Dwaine Smith: Bridging the Reading Gap

<figure id="attachment_46515" aria-describedby="caption-attachment-46515" style="width: 225px" class="wp-caption alignright"><a href="http://laprensa-sandiego.org/wp-content/uploads/2018/05/DwaineSmith.jpg… loading="lazy" class="wp-image-46515 size-medium" src="http://laprensa-sandiego.org/wp-content/uploads/2018/05/DwaineSmith-225…; alt="" width="225" height="300" srcset="https://dev-laprensa.pantheonsite.io/wp-content/uploads/2018/05/DwaineS… 225w, https://dev-laprensa.pantheonsite.io/wp-content/uploads/2018/05/DwaineS… 768w, https://dev-laprensa.pantheonsite.io/wp-content/uploads/2018/05/DwaineS… 1764w" sizes="(max-width: 225px) 100vw, 225px"></a><figcaption id="caption-attachment-46515" class="wp-caption-text">Dwaine Smith hopes his mini libraries will help people fall in love with reading again.</figcaption></figure>
<p>“What are you reading?” is a question avid reader Dwaine Smith hears often and it is also the meaning behind <a href="https://www.instagram.com/wayreading/">Wayreading</a&gt;, a project he is spearheading in San Diego.</p>
<p>On Saturday, in a Barrio Logan coffee shop just steps away from a mini library he recently placed in the community, Smith shared how he is making books accessible to underserved communities in the city.</p>
<p>Smith is responsible for the three mini libraries that have recently popped up in the community of Barrio Logan. Similar to the nationwide movement of the nonprofit Little Free Library, residents can grab free books and donate some of their own. The official little free libraries are sold online for about $300 and have a registration cost of $40.</p>
<p>However, Smith is providing the libraries free of cost because he believes there is a need for free mini libraries in communities that might not have the income to purchase an official little library.</p>
<p>Born and raised in Logan Heights, Smith enjoyed reading growing up because he saw it as a way to escape what was going on around him having grown up during a time when violence and drug use was high in the community.</p>
<p>“I was conscious to everything that was going on around me, and so it was really an escape, you couldn’t escape and go to the park and play like a kid,” Smith said because of violence in the community.</p>
<p>As a young boy, Smith always had a book in hand and he would often pick books above his reading level, which would end up taking longer to read and library fines to build up.</p>
<p>Until his parents could pay the fines, Smith could not check out a new book, so he would go to the library to read them there, he said with a laugh.

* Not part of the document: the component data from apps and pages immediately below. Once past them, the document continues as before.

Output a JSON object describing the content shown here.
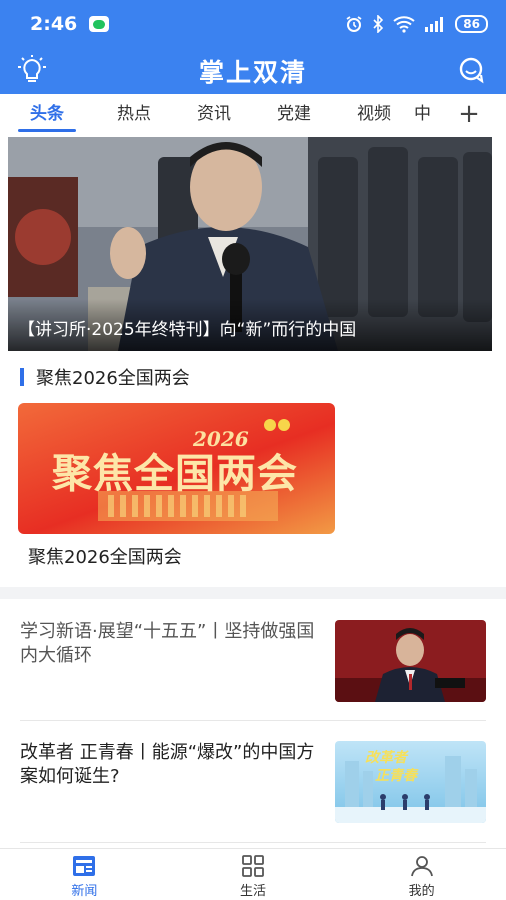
{
  "status": {
    "time": "2:46",
    "battery": "86",
    "signal_icons": [
      "alarm-icon",
      "bluetooth-icon",
      "wifi-icon",
      "signal-icon"
    ]
  },
  "header": {
    "title": "掌上双清",
    "left_icon": "lightbulb-icon",
    "right_icon": "chat-icon"
  },
  "tabs": [
    {
      "label": "头条",
      "active": true
    },
    {
      "label": "热点"
    },
    {
      "label": "资讯"
    },
    {
      "label": "党建"
    },
    {
      "label": "视频"
    },
    {
      "label": "中心"
    }
  ],
  "hero": {
    "caption": "【讲习所·2025年终特刊】向“新”而行的中国"
  },
  "section": {
    "title": "聚焦2026全国两会",
    "card_label": "聚焦2026全国两会",
    "banner": {
      "year": "2026",
      "headline": "聚焦全国两会"
    }
  },
  "news": [
    {
      "title": "学习新语·展望“十五五”丨坚持做强国内大循环",
      "muted": true
    },
    {
      "title": "改革者 正青春丨能源“爆改”的中国方案如何诞生?"
    }
  ],
  "news_thumb_text": {
    "title_line1": "改革者",
    "title_line2": "正青春"
  },
  "bottom_nav": [
    {
      "label": "新闻",
      "icon": "news-icon",
      "active": true
    },
    {
      "label": "生活",
      "icon": "grid-icon"
    },
    {
      "label": "我的",
      "icon": "user-icon"
    }
  ],
  "colors": {
    "brand": "#3b82f0",
    "accent": "#2f6fe8"
  }
}
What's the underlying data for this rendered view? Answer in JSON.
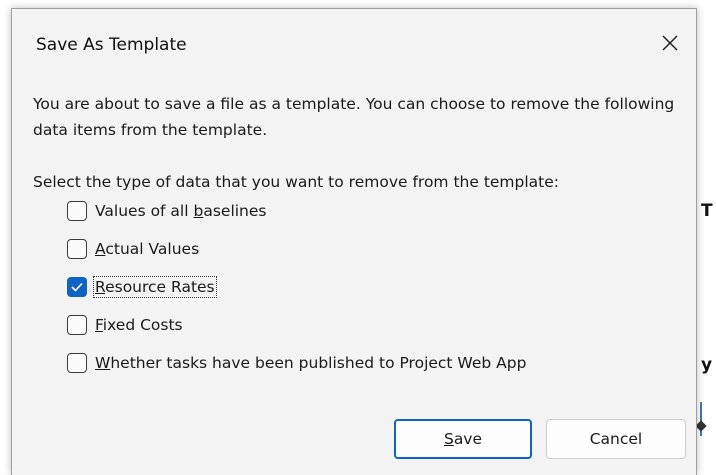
{
  "background": {
    "fragment_1": "T",
    "fragment_2": "y"
  },
  "dialog": {
    "title": "Save As Template",
    "close_icon": "close-icon",
    "description": "You are about to save a file as a template.  You can choose to remove the following data items from the template.",
    "instruction": "Select the type of data that you want to remove from the template:",
    "options": [
      {
        "pre": "Values of all ",
        "key": "b",
        "post": "aselines",
        "checked": false
      },
      {
        "pre": "",
        "key": "A",
        "post": "ctual Values",
        "checked": false
      },
      {
        "pre": "",
        "key": "R",
        "post": "esource Rates",
        "checked": true
      },
      {
        "pre": "",
        "key": "F",
        "post": "ixed Costs",
        "checked": false
      },
      {
        "pre": "",
        "key": "W",
        "post": "hether tasks have been published to Project Web App",
        "checked": false
      }
    ],
    "buttons": {
      "save": {
        "key": "S",
        "post": "ave"
      },
      "cancel": "Cancel"
    },
    "accent_color": "#0f63c4"
  }
}
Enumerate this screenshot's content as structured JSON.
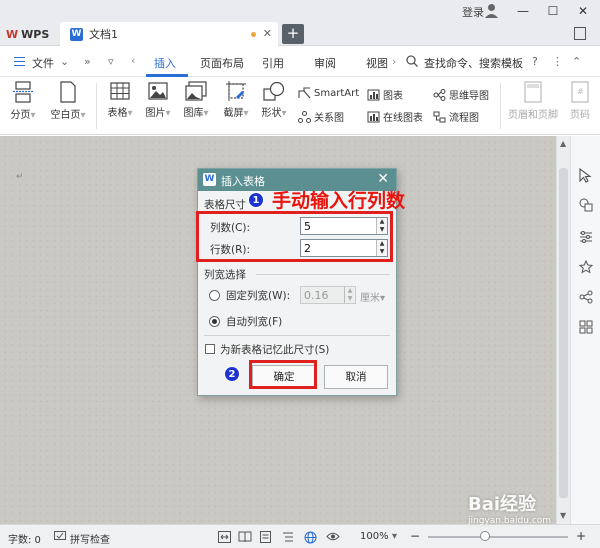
{
  "titlebar": {
    "login": "登录"
  },
  "tabs": {
    "app_name": "WPS",
    "doc_title": "文档1"
  },
  "menu": {
    "file": "文件",
    "items": [
      "插入",
      "页面布局",
      "引用",
      "审阅",
      "视图"
    ],
    "search": "查找命令、搜索模板"
  },
  "ribbon": {
    "page_break": "分页",
    "blank_page": "空白页",
    "table": "表格",
    "picture": "图片",
    "gallery": "图库",
    "screenshot": "截屏",
    "shape": "形状",
    "smartart": "SmartArt",
    "relation": "关系图",
    "chart": "图表",
    "online_chart": "在线图表",
    "mindmap": "思维导图",
    "flowchart": "流程图",
    "header_footer": "页眉和页脚",
    "page_number": "页码"
  },
  "dialog": {
    "title": "插入表格",
    "size_section": "表格尺寸",
    "columns_label": "列数(C):",
    "columns_value": "5",
    "rows_label": "行数(R):",
    "rows_value": "2",
    "width_section": "列宽选择",
    "fixed_width_label": "固定列宽(W):",
    "fixed_width_value": "0.16",
    "unit": "厘米",
    "auto_width_label": "自动列宽(F)",
    "remember_label": "为新表格记忆此尺寸(S)",
    "ok": "确定",
    "cancel": "取消"
  },
  "annotations": {
    "step1": "1",
    "step2": "2",
    "callout": "手动输入行列数"
  },
  "status": {
    "word_count": "字数: 0",
    "spellcheck": "拼写检查",
    "zoom": "100%"
  },
  "watermark": {
    "brand": "Bai经验",
    "url": "jingyan.baidu.com"
  },
  "colors": {
    "accent": "#2b6dd6",
    "dialog_title": "#5b8f92",
    "highlight_red": "#e0201e",
    "badge_blue": "#1b34d1"
  }
}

He enjoyed reading history books and books that helped him gain a different mindset, he said.<br>
“What really attracted me to them was sort of escaping,” he said.</p>
<p>Smith noticed the little libraries in areas like North Park and Coronado, but saw there were none in Southeast San Diego, so he decided to make his own.</p>
<p>He created a <a href="https://www.gofundme.com/whatareyoureading">GoFundMe</a&gt; page and asked friends, family, professors, and co-workers for books they would want to donate.<br>
Smith said the project started as something nice and fun to do but now after seeing how positively people are reacting to it, he hopes to turn it into a nonprofit organization.</p>
<p>“I really would love to turn this into a nonprofit and a nonprofit that provides these libraries for people in what they call ‘opportunity zones,’ zones where people may not have the funding to buy new books,” Smith said. “I know what it is like to not be able to have books.”</p>
<p>Smith said that he has help from his girlfriend Melissa Link, who helps keep him on track with his project; Voltaire Lepe, who helped him find locations to place the mini libraries; and Chris Hines, who has reached out to people to donate books.</p>
<p>Smith said that although it is humbling to see people eager to donate and people willing to help with the project, it is also sad because it shows that people realize it is a resource that is lacking in the community.</p>
<p>“Things may seem better, things may seem happy, the community may be flourishing from a money standpoint with the new businesses, but we still have a gap here,” Smith said. “Every single time somebody says here’s a book I think we are slowly closing that gap.”</p>
<p>He hopes to keep expanding his project to areas that need them in San Diego, as well as add books in different languages.<br>
“I really hope that we really start to fall in love again with reading,” Smith said.</p>
<p>Anyone interested in donating books or supporting Smith’s project can reach him via his Instagram account @wayreading or email: dwaine.smith[at]gmail[dot]com.</p>

Andrea Lopez Villafana